**Dataset extract:**
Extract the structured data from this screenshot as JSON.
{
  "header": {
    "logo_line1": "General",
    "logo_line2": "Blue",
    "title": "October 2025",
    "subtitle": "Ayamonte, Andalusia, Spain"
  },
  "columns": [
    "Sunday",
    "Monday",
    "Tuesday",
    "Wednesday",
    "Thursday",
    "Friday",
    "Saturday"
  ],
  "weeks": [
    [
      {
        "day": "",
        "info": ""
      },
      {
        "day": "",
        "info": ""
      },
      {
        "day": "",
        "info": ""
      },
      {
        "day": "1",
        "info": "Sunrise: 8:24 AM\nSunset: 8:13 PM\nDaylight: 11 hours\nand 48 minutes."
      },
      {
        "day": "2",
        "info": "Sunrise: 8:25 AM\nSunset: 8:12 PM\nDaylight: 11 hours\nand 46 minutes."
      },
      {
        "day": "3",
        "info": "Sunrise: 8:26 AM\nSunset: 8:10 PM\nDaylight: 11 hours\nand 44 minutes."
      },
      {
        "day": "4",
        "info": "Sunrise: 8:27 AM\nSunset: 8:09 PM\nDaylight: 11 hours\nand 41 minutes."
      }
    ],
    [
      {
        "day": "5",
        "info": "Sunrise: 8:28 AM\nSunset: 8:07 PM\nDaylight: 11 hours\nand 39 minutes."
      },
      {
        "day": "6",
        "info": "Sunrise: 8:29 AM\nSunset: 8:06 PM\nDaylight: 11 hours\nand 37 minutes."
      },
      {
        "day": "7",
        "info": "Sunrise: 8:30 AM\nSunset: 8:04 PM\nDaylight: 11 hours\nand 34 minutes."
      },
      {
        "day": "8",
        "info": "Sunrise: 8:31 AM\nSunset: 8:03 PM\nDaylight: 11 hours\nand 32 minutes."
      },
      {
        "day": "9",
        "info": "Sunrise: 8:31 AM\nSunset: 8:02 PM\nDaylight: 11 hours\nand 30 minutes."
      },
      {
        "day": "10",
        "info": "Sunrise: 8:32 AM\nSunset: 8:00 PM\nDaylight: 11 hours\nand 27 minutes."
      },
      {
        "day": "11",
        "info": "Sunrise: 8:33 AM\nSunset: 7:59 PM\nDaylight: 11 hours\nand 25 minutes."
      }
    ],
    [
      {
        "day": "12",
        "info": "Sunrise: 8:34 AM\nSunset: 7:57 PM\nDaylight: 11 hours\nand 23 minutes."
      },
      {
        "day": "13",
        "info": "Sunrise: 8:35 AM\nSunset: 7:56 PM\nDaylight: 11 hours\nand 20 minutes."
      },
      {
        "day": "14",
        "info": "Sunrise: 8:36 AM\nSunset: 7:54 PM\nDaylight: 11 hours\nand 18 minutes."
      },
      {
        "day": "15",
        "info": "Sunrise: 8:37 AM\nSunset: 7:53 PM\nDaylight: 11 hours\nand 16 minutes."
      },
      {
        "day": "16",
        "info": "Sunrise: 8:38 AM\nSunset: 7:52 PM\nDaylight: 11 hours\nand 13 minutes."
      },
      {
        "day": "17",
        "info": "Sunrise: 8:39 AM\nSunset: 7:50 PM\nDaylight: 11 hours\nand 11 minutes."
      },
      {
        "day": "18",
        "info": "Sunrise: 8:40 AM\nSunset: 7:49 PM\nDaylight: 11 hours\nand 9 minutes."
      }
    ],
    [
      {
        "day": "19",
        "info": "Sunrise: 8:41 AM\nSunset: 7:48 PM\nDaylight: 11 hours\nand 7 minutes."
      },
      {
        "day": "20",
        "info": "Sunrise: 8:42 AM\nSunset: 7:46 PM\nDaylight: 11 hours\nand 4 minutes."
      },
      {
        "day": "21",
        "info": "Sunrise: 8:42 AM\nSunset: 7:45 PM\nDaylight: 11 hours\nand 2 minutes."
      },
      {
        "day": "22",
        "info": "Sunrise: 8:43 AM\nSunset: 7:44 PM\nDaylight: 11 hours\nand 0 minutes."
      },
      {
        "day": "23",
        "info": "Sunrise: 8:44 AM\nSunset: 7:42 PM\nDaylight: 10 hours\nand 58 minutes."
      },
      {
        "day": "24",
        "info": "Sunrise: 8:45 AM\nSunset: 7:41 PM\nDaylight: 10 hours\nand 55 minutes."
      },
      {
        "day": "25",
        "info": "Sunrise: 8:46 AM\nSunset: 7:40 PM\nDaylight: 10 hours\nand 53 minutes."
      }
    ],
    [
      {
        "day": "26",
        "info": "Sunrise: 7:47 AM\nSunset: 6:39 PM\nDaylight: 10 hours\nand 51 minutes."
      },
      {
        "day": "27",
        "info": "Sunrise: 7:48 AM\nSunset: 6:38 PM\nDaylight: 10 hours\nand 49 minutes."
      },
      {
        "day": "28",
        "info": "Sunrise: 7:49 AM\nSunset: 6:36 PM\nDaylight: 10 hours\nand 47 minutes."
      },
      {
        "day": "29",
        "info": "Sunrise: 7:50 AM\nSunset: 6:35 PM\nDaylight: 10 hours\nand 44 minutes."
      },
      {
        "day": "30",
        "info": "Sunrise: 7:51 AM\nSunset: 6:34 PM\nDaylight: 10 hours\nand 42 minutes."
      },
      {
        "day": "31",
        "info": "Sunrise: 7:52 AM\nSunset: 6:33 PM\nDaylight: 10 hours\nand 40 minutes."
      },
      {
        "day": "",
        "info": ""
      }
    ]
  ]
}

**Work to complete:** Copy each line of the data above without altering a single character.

**Result:**
Extract the structured data from this screenshot as JSON.
{
  "header": {
    "logo_line1": "General",
    "logo_line2": "Blue",
    "title": "October 2025",
    "subtitle": "Ayamonte, Andalusia, Spain"
  },
  "columns": [
    "Sunday",
    "Monday",
    "Tuesday",
    "Wednesday",
    "Thursday",
    "Friday",
    "Saturday"
  ],
  "weeks": [
    [
      {
        "day": "",
        "info": ""
      },
      {
        "day": "",
        "info": ""
      },
      {
        "day": "",
        "info": ""
      },
      {
        "day": "1",
        "info": "Sunrise: 8:24 AM\nSunset: 8:13 PM\nDaylight: 11 hours\nand 48 minutes."
      },
      {
        "day": "2",
        "info": "Sunrise: 8:25 AM\nSunset: 8:12 PM\nDaylight: 11 hours\nand 46 minutes."
      },
      {
        "day": "3",
        "info": "Sunrise: 8:26 AM\nSunset: 8:10 PM\nDaylight: 11 hours\nand 44 minutes."
      },
      {
        "day": "4",
        "info": "Sunrise: 8:27 AM\nSunset: 8:09 PM\nDaylight: 11 hours\nand 41 minutes."
      }
    ],
    [
      {
        "day": "5",
        "info": "Sunrise: 8:28 AM\nSunset: 8:07 PM\nDaylight: 11 hours\nand 39 minutes."
      },
      {
        "day": "6",
        "info": "Sunrise: 8:29 AM\nSunset: 8:06 PM\nDaylight: 11 hours\nand 37 minutes."
      },
      {
        "day": "7",
        "info": "Sunrise: 8:30 AM\nSunset: 8:04 PM\nDaylight: 11 hours\nand 34 minutes."
      },
      {
        "day": "8",
        "info": "Sunrise: 8:31 AM\nSunset: 8:03 PM\nDaylight: 11 hours\nand 32 minutes."
      },
      {
        "day": "9",
        "info": "Sunrise: 8:31 AM\nSunset: 8:02 PM\nDaylight: 11 hours\nand 30 minutes."
      },
      {
        "day": "10",
        "info": "Sunrise: 8:32 AM\nSunset: 8:00 PM\nDaylight: 11 hours\nand 27 minutes."
      },
      {
        "day": "11",
        "info": "Sunrise: 8:33 AM\nSunset: 7:59 PM\nDaylight: 11 hours\nand 25 minutes."
      }
    ],
    [
      {
        "day": "12",
        "info": "Sunrise: 8:34 AM\nSunset: 7:57 PM\nDaylight: 11 hours\nand 23 minutes."
      },
      {
        "day": "13",
        "info": "Sunrise: 8:35 AM\nSunset: 7:56 PM\nDaylight: 11 hours\nand 20 minutes."
      },
      {
        "day": "14",
        "info": "Sunrise: 8:36 AM\nSunset: 7:54 PM\nDaylight: 11 hours\nand 18 minutes."
      },
      {
        "day": "15",
        "info": "Sunrise: 8:37 AM\nSunset: 7:53 PM\nDaylight: 11 hours\nand 16 minutes."
      },
      {
        "day": "16",
        "info": "Sunrise: 8:38 AM\nSunset: 7:52 PM\nDaylight: 11 hours\nand 13 minutes."
      },
      {
        "day": "17",
        "info": "Sunrise: 8:39 AM\nSunset: 7:50 PM\nDaylight: 11 hours\nand 11 minutes."
      },
      {
        "day": "18",
        "info": "Sunrise: 8:40 AM\nSunset: 7:49 PM\nDaylight: 11 hours\nand 9 minutes."
      }
    ],
    [
      {
        "day": "19",
        "info": "Sunrise: 8:41 AM\nSunset: 7:48 PM\nDaylight: 11 hours\nand 7 minutes."
      },
      {
        "day": "20",
        "info": "Sunrise: 8:42 AM\nSunset: 7:46 PM\nDaylight: 11 hours\nand 4 minutes."
      },
      {
        "day": "21",
        "info": "Sunrise: 8:42 AM\nSunset: 7:45 PM\nDaylight: 11 hours\nand 2 minutes."
      },
      {
        "day": "22",
        "info": "Sunrise: 8:43 AM\nSunset: 7:44 PM\nDaylight: 11 hours\nand 0 minutes."
      },
      {
        "day": "23",
        "info": "Sunrise: 8:44 AM\nSunset: 7:42 PM\nDaylight: 10 hours\nand 58 minutes."
      },
      {
        "day": "24",
        "info": "Sunrise: 8:45 AM\nSunset: 7:41 PM\nDaylight: 10 hours\nand 55 minutes."
      },
      {
        "day": "25",
        "info": "Sunrise: 8:46 AM\nSunset: 7:40 PM\nDaylight: 10 hours\nand 53 minutes."
      }
    ],
    [
      {
        "day": "26",
        "info": "Sunrise: 7:47 AM\nSunset: 6:39 PM\nDaylight: 10 hours\nand 51 minutes."
      },
      {
        "day": "27",
        "info": "Sunrise: 7:48 AM\nSunset: 6:38 PM\nDaylight: 10 hours\nand 49 minutes."
      },
      {
        "day": "28",
        "info": "Sunrise: 7:49 AM\nSunset: 6:36 PM\nDaylight: 10 hours\nand 47 minutes."
      },
      {
        "day": "29",
        "info": "Sunrise: 7:50 AM\nSunset: 6:35 PM\nDaylight: 10 hours\nand 44 minutes."
      },
      {
        "day": "30",
        "info": "Sunrise: 7:51 AM\nSunset: 6:34 PM\nDaylight: 10 hours\nand 42 minutes."
      },
      {
        "day": "31",
        "info": "Sunrise: 7:52 AM\nSunset: 6:33 PM\nDaylight: 10 hours\nand 40 minutes."
      },
      {
        "day": "",
        "info": ""
      }
    ]
  ]
}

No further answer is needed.